### What to produce
Please copy every line from the records below that contains the string "left".

[Items from a dataset]
Segment Open

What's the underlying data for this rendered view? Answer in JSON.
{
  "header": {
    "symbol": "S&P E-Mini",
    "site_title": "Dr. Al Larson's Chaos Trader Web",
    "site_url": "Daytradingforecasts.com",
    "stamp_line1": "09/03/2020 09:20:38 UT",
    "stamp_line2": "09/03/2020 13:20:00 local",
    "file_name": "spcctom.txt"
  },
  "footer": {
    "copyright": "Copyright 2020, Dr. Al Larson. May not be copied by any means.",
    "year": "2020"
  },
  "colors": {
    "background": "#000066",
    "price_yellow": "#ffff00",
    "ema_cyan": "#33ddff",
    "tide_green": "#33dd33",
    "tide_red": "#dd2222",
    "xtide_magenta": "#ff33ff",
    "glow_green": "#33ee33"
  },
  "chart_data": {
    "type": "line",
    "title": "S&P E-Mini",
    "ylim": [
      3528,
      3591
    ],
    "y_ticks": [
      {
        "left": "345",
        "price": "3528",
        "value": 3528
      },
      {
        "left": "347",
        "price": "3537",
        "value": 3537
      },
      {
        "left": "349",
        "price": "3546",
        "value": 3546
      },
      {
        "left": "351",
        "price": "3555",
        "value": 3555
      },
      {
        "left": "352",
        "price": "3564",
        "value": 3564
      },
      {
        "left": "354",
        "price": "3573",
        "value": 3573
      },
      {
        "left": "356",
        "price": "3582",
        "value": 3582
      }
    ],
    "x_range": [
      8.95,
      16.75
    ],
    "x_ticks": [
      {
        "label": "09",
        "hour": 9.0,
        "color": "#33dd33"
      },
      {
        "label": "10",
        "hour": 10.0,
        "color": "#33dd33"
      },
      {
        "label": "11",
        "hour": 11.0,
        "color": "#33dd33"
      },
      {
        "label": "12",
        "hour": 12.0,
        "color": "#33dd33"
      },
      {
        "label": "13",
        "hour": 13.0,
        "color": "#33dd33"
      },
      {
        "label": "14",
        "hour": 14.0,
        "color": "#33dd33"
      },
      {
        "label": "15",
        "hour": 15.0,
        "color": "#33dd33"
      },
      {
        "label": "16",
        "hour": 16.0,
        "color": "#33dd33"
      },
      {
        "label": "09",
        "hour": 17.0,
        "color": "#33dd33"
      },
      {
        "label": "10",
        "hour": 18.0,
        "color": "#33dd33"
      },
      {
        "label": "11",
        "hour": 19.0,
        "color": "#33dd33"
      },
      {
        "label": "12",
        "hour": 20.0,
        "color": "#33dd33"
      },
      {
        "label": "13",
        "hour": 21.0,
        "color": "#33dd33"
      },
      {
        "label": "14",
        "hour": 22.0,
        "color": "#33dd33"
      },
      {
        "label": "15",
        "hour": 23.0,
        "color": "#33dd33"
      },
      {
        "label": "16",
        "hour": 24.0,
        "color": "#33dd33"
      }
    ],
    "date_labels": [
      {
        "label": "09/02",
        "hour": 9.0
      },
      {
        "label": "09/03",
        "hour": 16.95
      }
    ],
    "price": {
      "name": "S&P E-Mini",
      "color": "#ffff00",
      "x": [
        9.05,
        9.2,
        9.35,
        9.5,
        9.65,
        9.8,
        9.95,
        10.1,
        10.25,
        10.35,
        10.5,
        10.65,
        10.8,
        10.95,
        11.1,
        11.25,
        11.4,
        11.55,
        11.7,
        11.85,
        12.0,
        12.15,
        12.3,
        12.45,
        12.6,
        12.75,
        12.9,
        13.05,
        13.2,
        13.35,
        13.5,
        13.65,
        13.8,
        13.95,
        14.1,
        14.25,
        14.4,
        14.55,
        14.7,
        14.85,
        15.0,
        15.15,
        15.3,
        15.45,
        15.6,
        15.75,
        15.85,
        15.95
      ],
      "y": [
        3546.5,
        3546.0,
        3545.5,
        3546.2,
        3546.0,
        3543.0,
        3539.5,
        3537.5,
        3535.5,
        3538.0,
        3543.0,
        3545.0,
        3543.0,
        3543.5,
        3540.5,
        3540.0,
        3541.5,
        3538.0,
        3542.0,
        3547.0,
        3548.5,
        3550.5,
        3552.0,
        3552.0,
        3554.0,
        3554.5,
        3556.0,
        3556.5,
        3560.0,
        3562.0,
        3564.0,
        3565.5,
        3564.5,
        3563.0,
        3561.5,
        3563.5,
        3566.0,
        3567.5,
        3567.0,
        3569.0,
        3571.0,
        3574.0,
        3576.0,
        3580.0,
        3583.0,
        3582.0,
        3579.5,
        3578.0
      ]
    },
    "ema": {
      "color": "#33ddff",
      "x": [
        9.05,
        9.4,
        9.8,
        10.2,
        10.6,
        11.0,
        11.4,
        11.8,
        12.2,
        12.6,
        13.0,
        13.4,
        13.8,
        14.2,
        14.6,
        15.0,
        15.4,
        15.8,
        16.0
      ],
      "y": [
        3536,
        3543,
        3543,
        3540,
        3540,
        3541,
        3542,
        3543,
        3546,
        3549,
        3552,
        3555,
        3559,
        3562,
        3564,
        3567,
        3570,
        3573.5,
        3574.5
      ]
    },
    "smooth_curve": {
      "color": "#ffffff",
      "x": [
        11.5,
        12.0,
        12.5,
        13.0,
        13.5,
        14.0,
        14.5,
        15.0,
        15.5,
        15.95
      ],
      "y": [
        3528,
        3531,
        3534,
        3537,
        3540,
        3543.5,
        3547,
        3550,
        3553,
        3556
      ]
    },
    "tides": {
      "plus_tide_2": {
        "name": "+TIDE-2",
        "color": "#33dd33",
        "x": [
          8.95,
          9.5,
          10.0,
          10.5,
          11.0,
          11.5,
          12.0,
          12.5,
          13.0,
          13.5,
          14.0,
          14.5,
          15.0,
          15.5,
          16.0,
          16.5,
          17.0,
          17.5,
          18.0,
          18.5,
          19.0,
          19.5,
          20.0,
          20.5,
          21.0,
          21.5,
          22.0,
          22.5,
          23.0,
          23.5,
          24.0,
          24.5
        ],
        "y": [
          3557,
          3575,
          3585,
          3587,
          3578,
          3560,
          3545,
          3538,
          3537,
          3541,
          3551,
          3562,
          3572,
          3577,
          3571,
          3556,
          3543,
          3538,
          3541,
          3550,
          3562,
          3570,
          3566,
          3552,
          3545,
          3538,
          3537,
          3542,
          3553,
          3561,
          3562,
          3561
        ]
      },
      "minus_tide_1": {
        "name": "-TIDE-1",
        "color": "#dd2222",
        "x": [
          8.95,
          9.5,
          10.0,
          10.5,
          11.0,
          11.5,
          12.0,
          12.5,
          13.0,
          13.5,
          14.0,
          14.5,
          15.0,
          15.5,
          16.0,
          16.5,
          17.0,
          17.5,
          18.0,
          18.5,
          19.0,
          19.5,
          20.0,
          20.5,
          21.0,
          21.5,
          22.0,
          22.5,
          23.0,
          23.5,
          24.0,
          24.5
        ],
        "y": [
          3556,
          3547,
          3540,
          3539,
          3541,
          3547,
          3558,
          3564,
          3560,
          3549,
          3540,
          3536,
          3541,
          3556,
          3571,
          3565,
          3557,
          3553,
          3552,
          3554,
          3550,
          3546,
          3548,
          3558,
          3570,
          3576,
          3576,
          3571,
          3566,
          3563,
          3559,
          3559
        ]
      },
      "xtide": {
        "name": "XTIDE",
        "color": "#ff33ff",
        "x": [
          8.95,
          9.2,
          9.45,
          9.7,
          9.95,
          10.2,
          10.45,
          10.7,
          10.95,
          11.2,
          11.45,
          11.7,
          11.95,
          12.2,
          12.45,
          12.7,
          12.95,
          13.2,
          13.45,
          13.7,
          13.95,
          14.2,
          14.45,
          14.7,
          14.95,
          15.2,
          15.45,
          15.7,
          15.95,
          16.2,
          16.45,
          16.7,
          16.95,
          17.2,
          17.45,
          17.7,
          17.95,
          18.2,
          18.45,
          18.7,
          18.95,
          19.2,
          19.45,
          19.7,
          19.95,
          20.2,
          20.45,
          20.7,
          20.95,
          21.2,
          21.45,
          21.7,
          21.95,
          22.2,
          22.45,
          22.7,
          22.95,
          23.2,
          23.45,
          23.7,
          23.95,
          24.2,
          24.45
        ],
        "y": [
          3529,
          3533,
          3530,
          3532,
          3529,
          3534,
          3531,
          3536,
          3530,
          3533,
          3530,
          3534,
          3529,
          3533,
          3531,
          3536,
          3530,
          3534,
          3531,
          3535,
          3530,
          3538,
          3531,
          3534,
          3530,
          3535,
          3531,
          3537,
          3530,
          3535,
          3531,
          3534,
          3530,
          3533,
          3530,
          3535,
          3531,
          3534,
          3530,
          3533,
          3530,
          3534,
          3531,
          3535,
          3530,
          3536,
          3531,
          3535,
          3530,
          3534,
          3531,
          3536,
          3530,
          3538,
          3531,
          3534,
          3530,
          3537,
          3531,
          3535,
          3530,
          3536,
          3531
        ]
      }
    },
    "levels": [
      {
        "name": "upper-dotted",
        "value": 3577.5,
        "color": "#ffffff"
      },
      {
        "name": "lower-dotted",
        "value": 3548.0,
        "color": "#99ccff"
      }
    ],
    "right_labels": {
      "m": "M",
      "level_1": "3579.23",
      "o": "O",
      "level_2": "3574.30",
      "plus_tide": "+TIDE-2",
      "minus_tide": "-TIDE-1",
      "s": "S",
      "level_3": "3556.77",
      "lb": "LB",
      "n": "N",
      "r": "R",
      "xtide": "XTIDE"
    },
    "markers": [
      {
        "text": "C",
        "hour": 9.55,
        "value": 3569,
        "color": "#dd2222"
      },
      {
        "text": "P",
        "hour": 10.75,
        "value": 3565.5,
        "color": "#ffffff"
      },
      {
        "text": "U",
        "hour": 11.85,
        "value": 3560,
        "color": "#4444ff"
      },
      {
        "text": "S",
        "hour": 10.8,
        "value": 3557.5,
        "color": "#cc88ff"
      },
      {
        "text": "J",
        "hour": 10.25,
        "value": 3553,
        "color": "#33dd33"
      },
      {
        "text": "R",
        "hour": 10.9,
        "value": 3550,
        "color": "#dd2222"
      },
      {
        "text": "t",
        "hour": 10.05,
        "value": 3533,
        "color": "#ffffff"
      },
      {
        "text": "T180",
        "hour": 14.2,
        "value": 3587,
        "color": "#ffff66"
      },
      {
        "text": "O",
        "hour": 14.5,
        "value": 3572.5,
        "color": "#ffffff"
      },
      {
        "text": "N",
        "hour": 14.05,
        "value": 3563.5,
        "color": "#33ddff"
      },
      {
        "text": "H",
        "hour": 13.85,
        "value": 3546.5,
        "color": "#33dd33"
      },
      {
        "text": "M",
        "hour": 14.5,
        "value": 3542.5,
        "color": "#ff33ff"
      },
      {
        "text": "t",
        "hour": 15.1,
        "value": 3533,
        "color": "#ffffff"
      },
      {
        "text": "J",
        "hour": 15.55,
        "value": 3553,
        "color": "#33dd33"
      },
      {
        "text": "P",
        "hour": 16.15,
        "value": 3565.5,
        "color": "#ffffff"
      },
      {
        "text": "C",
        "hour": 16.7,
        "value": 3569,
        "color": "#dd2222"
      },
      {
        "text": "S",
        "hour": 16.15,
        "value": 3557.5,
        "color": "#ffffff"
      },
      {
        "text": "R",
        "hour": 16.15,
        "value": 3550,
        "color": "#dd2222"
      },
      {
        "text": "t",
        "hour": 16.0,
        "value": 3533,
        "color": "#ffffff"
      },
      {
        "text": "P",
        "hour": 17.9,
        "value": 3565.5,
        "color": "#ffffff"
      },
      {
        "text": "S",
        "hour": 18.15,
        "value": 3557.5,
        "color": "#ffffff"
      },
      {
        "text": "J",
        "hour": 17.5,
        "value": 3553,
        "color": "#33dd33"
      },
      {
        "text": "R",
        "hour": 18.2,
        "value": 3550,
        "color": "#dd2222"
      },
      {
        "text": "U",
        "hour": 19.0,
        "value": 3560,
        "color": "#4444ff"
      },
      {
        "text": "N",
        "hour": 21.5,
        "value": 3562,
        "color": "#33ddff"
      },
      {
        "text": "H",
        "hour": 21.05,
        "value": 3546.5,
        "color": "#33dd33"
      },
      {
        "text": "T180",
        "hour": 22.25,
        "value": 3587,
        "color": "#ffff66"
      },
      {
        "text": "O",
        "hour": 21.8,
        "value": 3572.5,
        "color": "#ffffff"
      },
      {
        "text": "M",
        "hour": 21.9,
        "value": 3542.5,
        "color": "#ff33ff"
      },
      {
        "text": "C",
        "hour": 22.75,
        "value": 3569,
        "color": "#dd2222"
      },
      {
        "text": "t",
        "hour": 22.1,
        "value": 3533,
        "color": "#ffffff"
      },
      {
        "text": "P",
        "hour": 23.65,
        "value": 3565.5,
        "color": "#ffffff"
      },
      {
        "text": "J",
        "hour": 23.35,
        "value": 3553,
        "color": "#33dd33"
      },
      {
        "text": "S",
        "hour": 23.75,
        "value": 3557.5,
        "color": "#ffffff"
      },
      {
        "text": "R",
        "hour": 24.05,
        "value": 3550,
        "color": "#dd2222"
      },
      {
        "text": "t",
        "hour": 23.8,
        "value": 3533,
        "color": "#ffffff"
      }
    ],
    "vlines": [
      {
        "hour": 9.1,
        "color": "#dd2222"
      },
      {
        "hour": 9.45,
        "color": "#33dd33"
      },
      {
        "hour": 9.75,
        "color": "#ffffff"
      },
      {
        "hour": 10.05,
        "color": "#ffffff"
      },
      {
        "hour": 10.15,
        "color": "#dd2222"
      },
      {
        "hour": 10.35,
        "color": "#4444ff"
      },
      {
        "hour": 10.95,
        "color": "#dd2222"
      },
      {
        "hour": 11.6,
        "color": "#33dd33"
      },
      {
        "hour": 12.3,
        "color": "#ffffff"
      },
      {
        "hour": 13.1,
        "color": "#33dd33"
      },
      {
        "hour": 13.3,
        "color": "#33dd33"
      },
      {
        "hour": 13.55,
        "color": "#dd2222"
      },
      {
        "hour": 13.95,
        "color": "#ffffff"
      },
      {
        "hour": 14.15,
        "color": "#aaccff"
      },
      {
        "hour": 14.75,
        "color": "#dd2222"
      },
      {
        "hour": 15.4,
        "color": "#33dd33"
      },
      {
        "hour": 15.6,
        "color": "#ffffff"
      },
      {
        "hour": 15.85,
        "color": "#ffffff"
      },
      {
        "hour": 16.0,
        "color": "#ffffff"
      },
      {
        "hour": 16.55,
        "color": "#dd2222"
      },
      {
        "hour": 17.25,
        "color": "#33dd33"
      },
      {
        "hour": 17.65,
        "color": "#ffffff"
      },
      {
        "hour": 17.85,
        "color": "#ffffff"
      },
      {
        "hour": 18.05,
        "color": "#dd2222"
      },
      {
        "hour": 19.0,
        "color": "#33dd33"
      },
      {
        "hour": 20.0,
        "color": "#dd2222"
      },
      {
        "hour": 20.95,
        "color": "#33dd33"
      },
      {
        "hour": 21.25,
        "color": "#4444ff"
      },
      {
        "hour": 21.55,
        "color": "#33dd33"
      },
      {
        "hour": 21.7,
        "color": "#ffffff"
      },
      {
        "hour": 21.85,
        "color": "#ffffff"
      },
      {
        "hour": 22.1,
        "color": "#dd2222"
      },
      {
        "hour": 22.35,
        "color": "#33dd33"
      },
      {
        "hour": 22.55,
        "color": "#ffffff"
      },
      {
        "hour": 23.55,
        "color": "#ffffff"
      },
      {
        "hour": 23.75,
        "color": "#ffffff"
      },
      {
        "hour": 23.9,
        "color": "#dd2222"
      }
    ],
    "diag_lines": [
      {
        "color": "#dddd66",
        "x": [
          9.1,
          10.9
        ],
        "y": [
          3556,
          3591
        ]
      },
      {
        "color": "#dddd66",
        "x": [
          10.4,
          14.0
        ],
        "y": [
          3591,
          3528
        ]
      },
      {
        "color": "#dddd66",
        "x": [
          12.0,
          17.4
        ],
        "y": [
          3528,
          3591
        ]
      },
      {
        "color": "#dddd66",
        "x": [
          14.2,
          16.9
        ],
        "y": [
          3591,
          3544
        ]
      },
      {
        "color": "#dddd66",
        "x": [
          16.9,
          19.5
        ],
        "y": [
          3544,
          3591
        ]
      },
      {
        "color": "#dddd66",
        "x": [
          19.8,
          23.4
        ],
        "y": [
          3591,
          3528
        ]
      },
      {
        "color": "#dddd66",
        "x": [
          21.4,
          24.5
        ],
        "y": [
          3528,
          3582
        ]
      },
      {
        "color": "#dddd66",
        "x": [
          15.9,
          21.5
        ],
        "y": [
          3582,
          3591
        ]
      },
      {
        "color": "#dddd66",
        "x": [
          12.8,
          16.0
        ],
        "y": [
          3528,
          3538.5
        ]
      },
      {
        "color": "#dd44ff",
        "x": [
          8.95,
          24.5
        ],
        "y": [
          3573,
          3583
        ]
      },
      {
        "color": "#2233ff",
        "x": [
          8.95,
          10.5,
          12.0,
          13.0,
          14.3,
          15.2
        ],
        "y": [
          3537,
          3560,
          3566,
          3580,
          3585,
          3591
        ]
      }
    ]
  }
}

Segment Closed

### Task solution
        "left": "345",
        "left": "347",
        "left": "349",
        "left": "351",
        "left": "352",
        "left": "354",
        "left": "356",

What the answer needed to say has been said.